Ethernet switches play a vital role in the efficient transfer of data packets within networked systems. The different types of switches available include managed, unmanaged, and smart or self-managed switches.
In this guide, we'll provide an overview of these switches, culminating in why one of these options may be the best choice for your networking needs.
Managed switches offer user configuration capabilities, including management operations for ports, secure shell (SSH), shortest path bridging (SPB), spanning tree protocol (STP), simple network management protocol (SNMP), and virtual local area networks (LAN).
These switches enable the instant enabling and disabling of ports or according to network protocols. They use SSH protocols for network access operation and remote command execution over unsecured networks. Managed switches configure SPB network protocols and bridges, simplifying network design and configuration while preventing bridge loops. They support SNMP to collect and analyze device and network health information.
Managed switches allow for the development and operation of virtual LANs. Users can modify the configuration of managed switches remotely, from a management console, or via a network interface from a web browser.
Unmanaged switches come pre-configured for plug-and-play operations, automatically identifying system operations and hardware components. These switches do not require user configuration and typically cannot be modified. They provide straightforward network connections and manage small network traffic.
Designed to recognize standard bandwidths, multiple transmission speeds, and different types of network connections without additional user configurations, unmanaged switches are typically inexpensive and suitable for small business networks and home offices.
Smart or Self-Managed Switches
Smart or self-managed switches are a variant of unmanaged switch that includes limited configuration options. They have minimal management features that allow for partial LAN modification and port bandwidth, remote port reset, and local device monitoring.
The Case for Self-Managed Switches
Self-managed switches are advantageous for organizations that benefit from small-scale, efficient, and cost-effective network systems.
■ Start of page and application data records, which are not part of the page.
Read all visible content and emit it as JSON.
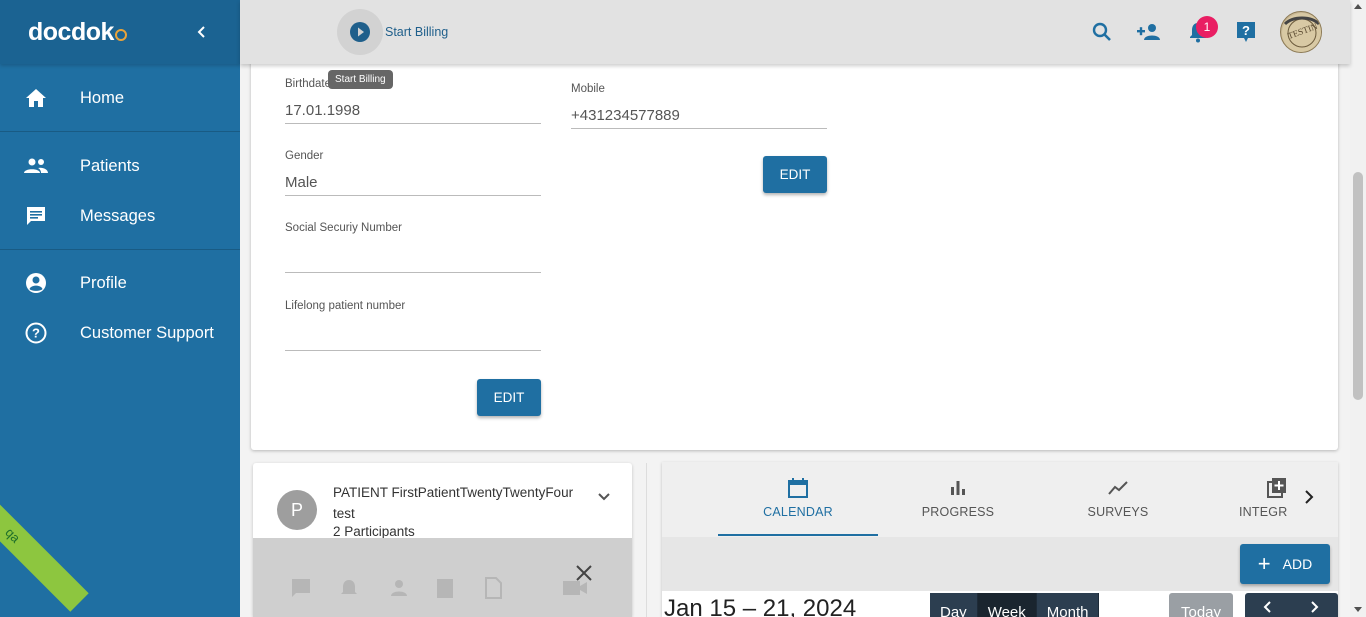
{
  "brand": {
    "name": "docdok"
  },
  "sidebar": {
    "items": [
      {
        "label": "Home",
        "icon": "home-icon"
      },
      {
        "label": "Patients",
        "icon": "people-icon"
      },
      {
        "label": "Messages",
        "icon": "message-icon"
      },
      {
        "label": "Profile",
        "icon": "account-circle-icon"
      },
      {
        "label": "Customer Support",
        "icon": "help-circle-icon"
      }
    ],
    "ribbon": "qa"
  },
  "topbar": {
    "billing_label": "Start Billing",
    "tooltip": "Start Billing",
    "notification_count": "1",
    "avatar_text": "TESTIN"
  },
  "details": {
    "birthdate": {
      "label": "Birthdate",
      "value": "17.01.1998"
    },
    "gender": {
      "label": "Gender",
      "value": "Male"
    },
    "ssn": {
      "label": "Social Securiy Number",
      "value": ""
    },
    "lifelong": {
      "label": "Lifelong patient number",
      "value": ""
    },
    "mobile": {
      "label": "Mobile",
      "value": "+431234577889"
    },
    "edit_label": "EDIT",
    "edit_label_2": "EDIT"
  },
  "chat": {
    "avatar_letter": "P",
    "title": "PATIENT FirstPatientTwentyTwentyFour test",
    "participants": "2 Participants"
  },
  "calendar": {
    "tabs": [
      {
        "label": "CALENDAR",
        "icon": "calendar-icon",
        "active": true
      },
      {
        "label": "PROGRESS",
        "icon": "bar-chart-icon",
        "active": false
      },
      {
        "label": "SURVEYS",
        "icon": "trending-icon",
        "active": false
      },
      {
        "label": "INTEGR",
        "icon": "library-add-icon",
        "active": false
      }
    ],
    "add_label": "ADD",
    "range": "Jan 15 – 21, 2024",
    "views": [
      "Day",
      "Week",
      "Month"
    ],
    "active_view": "Week",
    "today_label": "Today"
  },
  "colors": {
    "primary": "#1f6fa2",
    "sidebar": "#1f6fa2",
    "badge": "#e91e63",
    "ribbon": "#8dc63f"
  }
}
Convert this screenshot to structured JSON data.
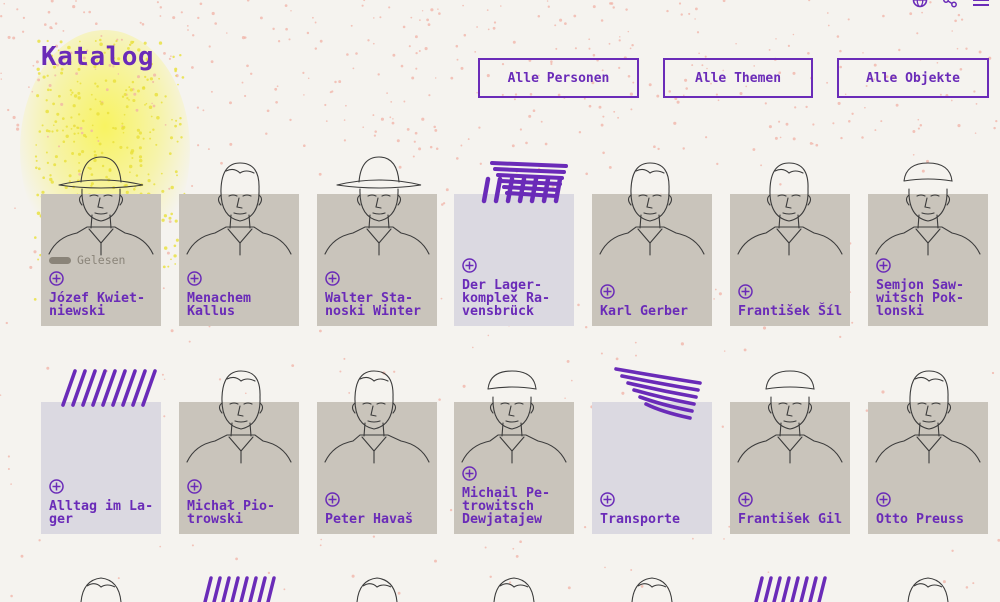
{
  "header": {
    "title": "Katalog",
    "icons": [
      "globe-icon",
      "share-icon",
      "menu-icon"
    ]
  },
  "filters": [
    {
      "label": "Alle Personen"
    },
    {
      "label": "Alle Themen"
    },
    {
      "label": "Alle Objekte"
    }
  ],
  "colors": {
    "accent": "#6a2bb8",
    "background": "#f5f3ef",
    "person_card": "#c9c4bb",
    "theme_card": "#dbd9e1",
    "dots": "#f0b2a6",
    "highlight": "#f8f35a"
  },
  "catalog": {
    "read_label": "Gelesen",
    "row1": [
      {
        "label": "Józef Kwiet-\nniewski",
        "kind": "person",
        "read": true
      },
      {
        "label": "Menachem\nKallus",
        "kind": "person"
      },
      {
        "label": "Walter Sta-\nnoski Winter",
        "kind": "person"
      },
      {
        "label": "Der Lager-\nkomplex Ra-\nvensbrück",
        "kind": "theme"
      },
      {
        "label": "Karl Gerber",
        "kind": "person"
      },
      {
        "label": "František Šíl",
        "kind": "person"
      },
      {
        "label": "Semjon Saw-\nwitsch Pok-\nlonski",
        "kind": "person"
      }
    ],
    "row2": [
      {
        "label": "Alltag im La-\nger",
        "kind": "theme"
      },
      {
        "label": "Michał Pio-\ntrowski",
        "kind": "person"
      },
      {
        "label": "Peter Havaš",
        "kind": "person"
      },
      {
        "label": "Michail Pe-\ntrowitsch\nDewjatajew",
        "kind": "person"
      },
      {
        "label": "Transporte",
        "kind": "theme"
      },
      {
        "label": "František Gil",
        "kind": "person"
      },
      {
        "label": "Otto Preuss",
        "kind": "person"
      }
    ]
  }
}
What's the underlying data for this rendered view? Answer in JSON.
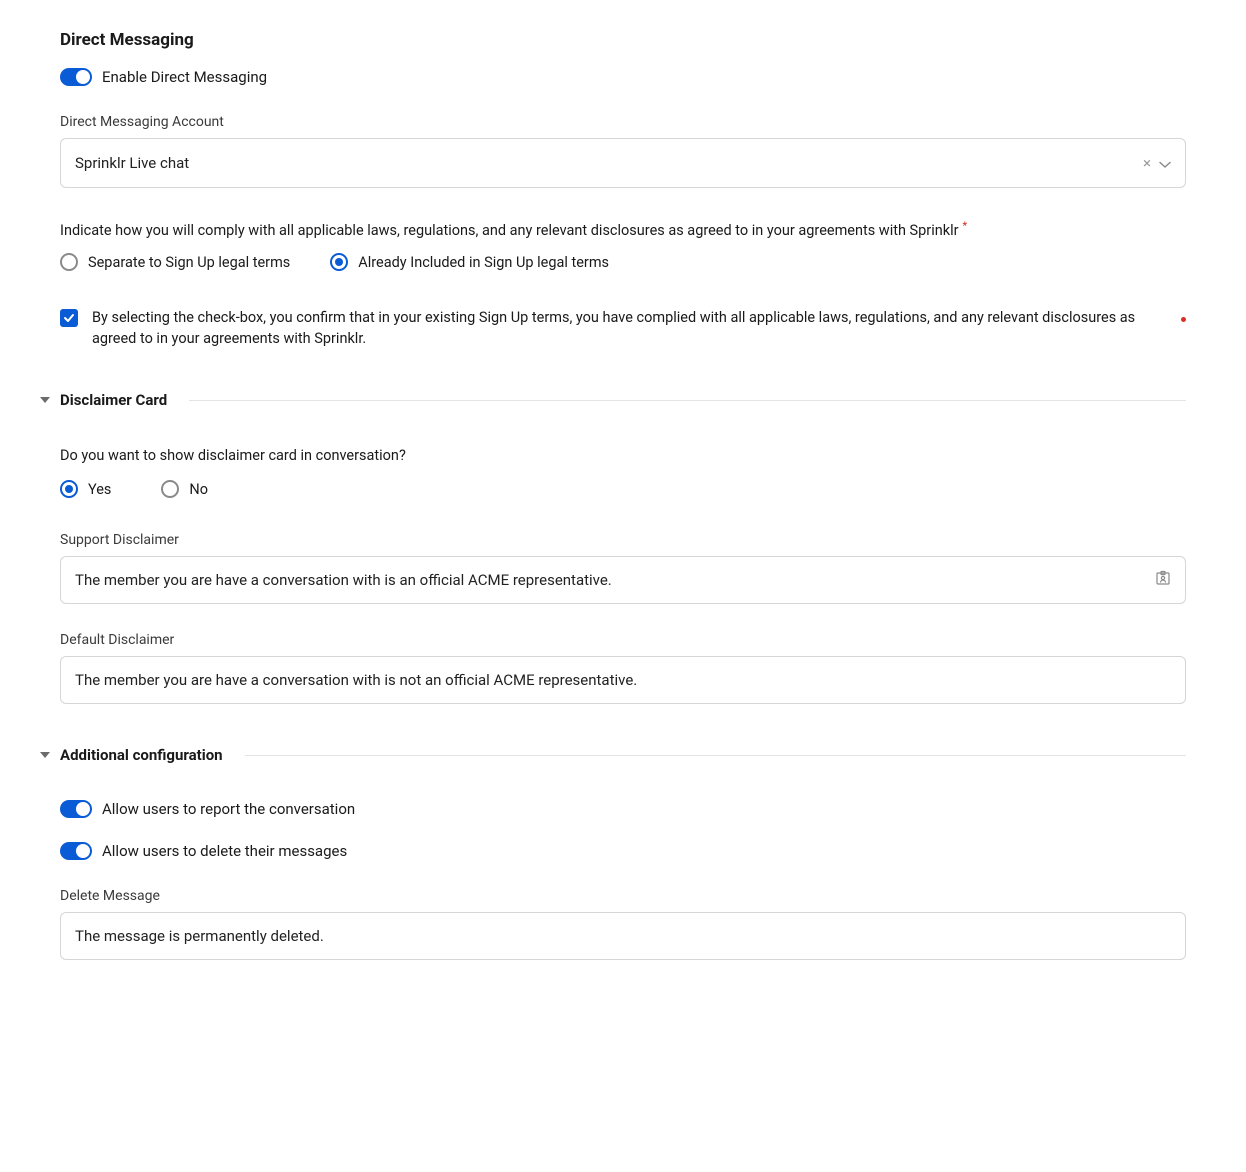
{
  "dm": {
    "title": "Direct Messaging",
    "enable_label": "Enable Direct Messaging",
    "account_label": "Direct Messaging Account",
    "account_value": "Sprinklr Live chat",
    "compliance_text": "Indicate how you will comply with all applicable laws, regulations, and any relevant disclosures as agreed to in your agreements with Sprinklr",
    "radio_separate": "Separate to Sign Up legal terms",
    "radio_included": "Already Included in Sign Up legal terms",
    "radio_selected": "included",
    "confirm_text": "By selecting the check-box, you confirm that in your existing Sign Up terms, you have complied with all applicable laws, regulations, and any relevant disclosures as agreed to in your agreements with Sprinklr."
  },
  "disclaimer": {
    "section_title": "Disclaimer Card",
    "show_question": "Do you want to show disclaimer card in conversation?",
    "yes": "Yes",
    "no": "No",
    "show_selected": "yes",
    "support_label": "Support Disclaimer",
    "support_value": "The member you are have a conversation with is an official ACME representative.",
    "default_label": "Default Disclaimer",
    "default_value": "The member you are have a conversation with is not an official ACME representative."
  },
  "additional": {
    "section_title": "Additional configuration",
    "allow_report": "Allow users to report the conversation",
    "allow_delete": "Allow users to delete their messages",
    "delete_label": "Delete Message",
    "delete_value": "The message is permanently deleted."
  }
}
The benefits and reasons to choose self-managed switches include:
Self-managed switches are generally less expensive than managed switches, saving organizations time and money.
Self-managed switches are easy to set up, designed to plug into the network and start immediately without the need for an IP address or configuration, eliminating the need for continuous monitoring and configurations.
ComNet by acre offers self-managed switches with 2, 4, 5, and 8 port options with full multicast support. Simultaneous data transmission ports are available for gigabit Ethernet with small-form-factor pluggable (SFP) or unshielded twisted pair (UTP) cabling options, designed to meet the demands of complex networks connecting multiple devices and broadband internet connection for video streaming.
Power over Ethernet (PoE) options
Self-managed switches include a PoE option that enables wired Ethernet cables to carry electrical current and operate network appliances and devices. Generally, self-managed switches offer 30W and 60W PoE options for interoperability with various network appliances and devices.
Data rate options
Self-managed switches also offer multiple network speeds that support both fast Ethernet and gigabit Ethernet options. ComNet by Acre’s self-managed switches incorporate both 1000Base-TX networks, which allow for 500 megabits per second transmission with less circuitry, and 1000Base-FX networks, which allow for 1 gigabit per second data transmission. Self-managed switches can also recognize and are compatible with standard and fast Ethernet networks.
ComNet by Acre's self-managed switches feature Port Guardian, a unique edge security feature that is simple, secure, and easy to configure and use.
Port Guardian can detect a disconnect at the network's edge. When a disconnect is identified, an SNMP notification is sent to the head end causing the affected port to be physically locked out, preventing network access.
Once the threat is eliminated, an SNMP message can be sent back to easily unlock the port.
Making the Best Decisions with ComNet by acre
Choose from ComNet by acre’s line of self-managed switches that offer multiple cabling options, multicast port options, PoE compatibility, gigabit Ethernet capability, and Port Guardian protection.
Our technical support and sales team have the expertise and experience working with complex networks, and all of our switches come with a lifetime warranty. Trust in ComNet by Acre for your networking needs because we're here to help you make the best decisions.